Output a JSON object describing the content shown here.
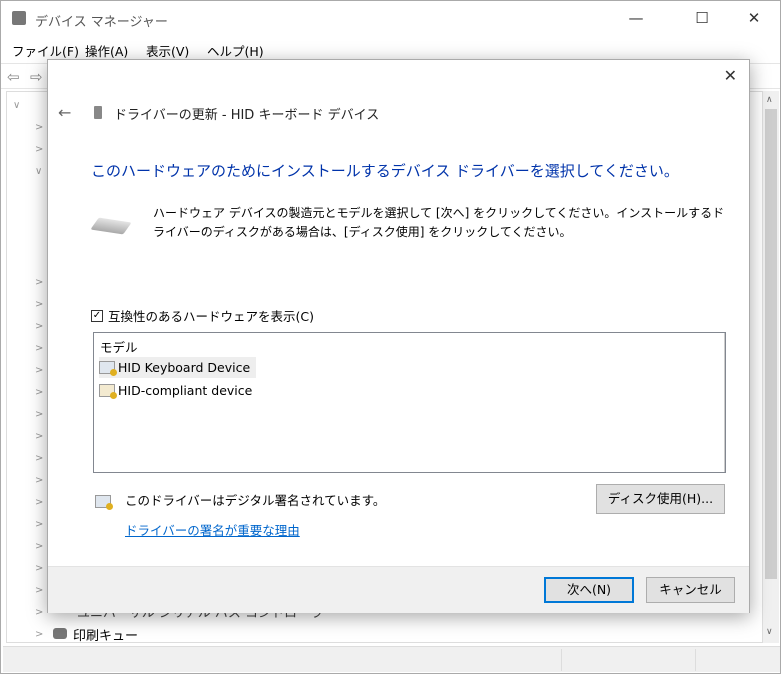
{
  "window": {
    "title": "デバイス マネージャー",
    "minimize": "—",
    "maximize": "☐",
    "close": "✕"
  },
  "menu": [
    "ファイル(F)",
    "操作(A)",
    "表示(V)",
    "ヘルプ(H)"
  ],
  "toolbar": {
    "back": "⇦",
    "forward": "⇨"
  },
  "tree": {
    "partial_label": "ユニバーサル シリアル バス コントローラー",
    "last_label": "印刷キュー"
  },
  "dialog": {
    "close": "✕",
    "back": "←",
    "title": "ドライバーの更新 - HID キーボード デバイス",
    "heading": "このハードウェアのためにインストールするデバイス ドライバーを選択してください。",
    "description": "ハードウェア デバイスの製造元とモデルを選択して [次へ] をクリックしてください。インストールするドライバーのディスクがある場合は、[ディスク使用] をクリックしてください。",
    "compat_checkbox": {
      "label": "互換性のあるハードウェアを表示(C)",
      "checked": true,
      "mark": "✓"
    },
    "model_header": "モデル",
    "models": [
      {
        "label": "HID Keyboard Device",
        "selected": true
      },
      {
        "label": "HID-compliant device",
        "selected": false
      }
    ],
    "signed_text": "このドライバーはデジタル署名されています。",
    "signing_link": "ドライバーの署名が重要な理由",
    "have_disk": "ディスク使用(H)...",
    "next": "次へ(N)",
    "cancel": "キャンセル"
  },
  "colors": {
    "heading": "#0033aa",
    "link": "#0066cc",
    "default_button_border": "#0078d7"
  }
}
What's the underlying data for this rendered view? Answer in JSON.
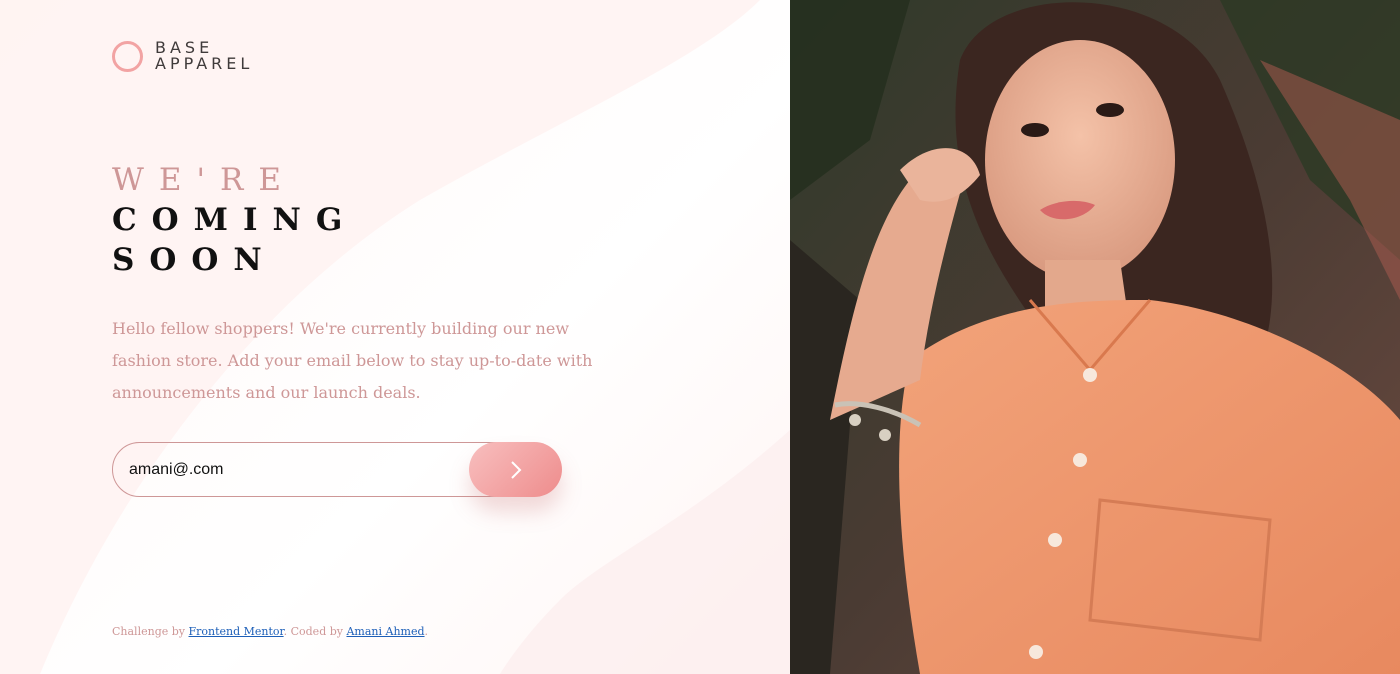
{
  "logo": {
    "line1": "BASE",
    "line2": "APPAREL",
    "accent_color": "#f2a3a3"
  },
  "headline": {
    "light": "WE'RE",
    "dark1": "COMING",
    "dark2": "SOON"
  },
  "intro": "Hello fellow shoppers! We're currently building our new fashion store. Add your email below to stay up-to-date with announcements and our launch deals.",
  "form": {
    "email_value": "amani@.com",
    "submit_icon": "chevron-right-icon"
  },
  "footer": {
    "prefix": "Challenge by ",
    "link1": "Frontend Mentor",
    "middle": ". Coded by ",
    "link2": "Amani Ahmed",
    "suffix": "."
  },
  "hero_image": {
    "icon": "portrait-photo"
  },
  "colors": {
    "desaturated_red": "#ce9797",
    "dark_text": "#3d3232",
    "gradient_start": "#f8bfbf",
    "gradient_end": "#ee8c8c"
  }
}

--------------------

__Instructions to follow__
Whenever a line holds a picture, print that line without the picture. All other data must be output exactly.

__Exercise output__
Output a JSON object describing the content shown here.
{
  "window": {
    "title": "デバイス マネージャー",
    "minimize": "—",
    "maximize": "☐",
    "close": "✕"
  },
  "menu": [
    "ファイル(F)",
    "操作(A)",
    "表示(V)",
    "ヘルプ(H)"
  ],
  "toolbar": {
    "back": "⇦",
    "forward": "⇨"
  },
  "tree": {
    "partial_label": "ユニバーサル シリアル バス コントローラー",
    "last_label": "印刷キュー"
  },
  "dialog": {
    "close": "✕",
    "back": "←",
    "title": "ドライバーの更新 - HID キーボード デバイス",
    "heading": "このハードウェアのためにインストールするデバイス ドライバーを選択してください。",
    "description": "ハードウェア デバイスの製造元とモデルを選択して [次へ] をクリックしてください。インストールするドライバーのディスクがある場合は、[ディスク使用] をクリックしてください。",
    "compat_checkbox": {
      "label": "互換性のあるハードウェアを表示(C)",
      "checked": true,
      "mark": "✓"
    },
    "model_header": "モデル",
    "models": [
      {
        "label": "HID Keyboard Device",
        "selected": true
      },
      {
        "label": "HID-compliant device",
        "selected": false
      }
    ],
    "signed_text": "このドライバーはデジタル署名されています。",
    "signing_link": "ドライバーの署名が重要な理由",
    "have_disk": "ディスク使用(H)...",
    "next": "次へ(N)",
    "cancel": "キャンセル"
  },
  "colors": {
    "heading": "#0033aa",
    "link": "#0066cc",
    "default_button_border": "#0078d7"
  }
}
What's the underlying data for this rendered view? Answer in JSON.
{
  "logo": {
    "line1": "BASE",
    "line2": "APPAREL",
    "accent_color": "#f2a3a3"
  },
  "headline": {
    "light": "WE'RE",
    "dark1": "COMING",
    "dark2": "SOON"
  },
  "intro": "Hello fellow shoppers! We're currently building our new fashion store. Add your email below to stay up-to-date with announcements and our launch deals.",
  "form": {
    "email_value": "amani@.com",
    "submit_icon": "chevron-right-icon"
  },
  "footer": {
    "prefix": "Challenge by ",
    "link1": "Frontend Mentor",
    "middle": ". Coded by ",
    "link2": "Amani Ahmed",
    "suffix": "."
  },
  "hero_image": {
    "icon": "portrait-photo"
  },
  "colors": {
    "desaturated_red": "#ce9797",
    "dark_text": "#3d3232",
    "gradient_start": "#f8bfbf",
    "gradient_end": "#ee8c8c"
  }
}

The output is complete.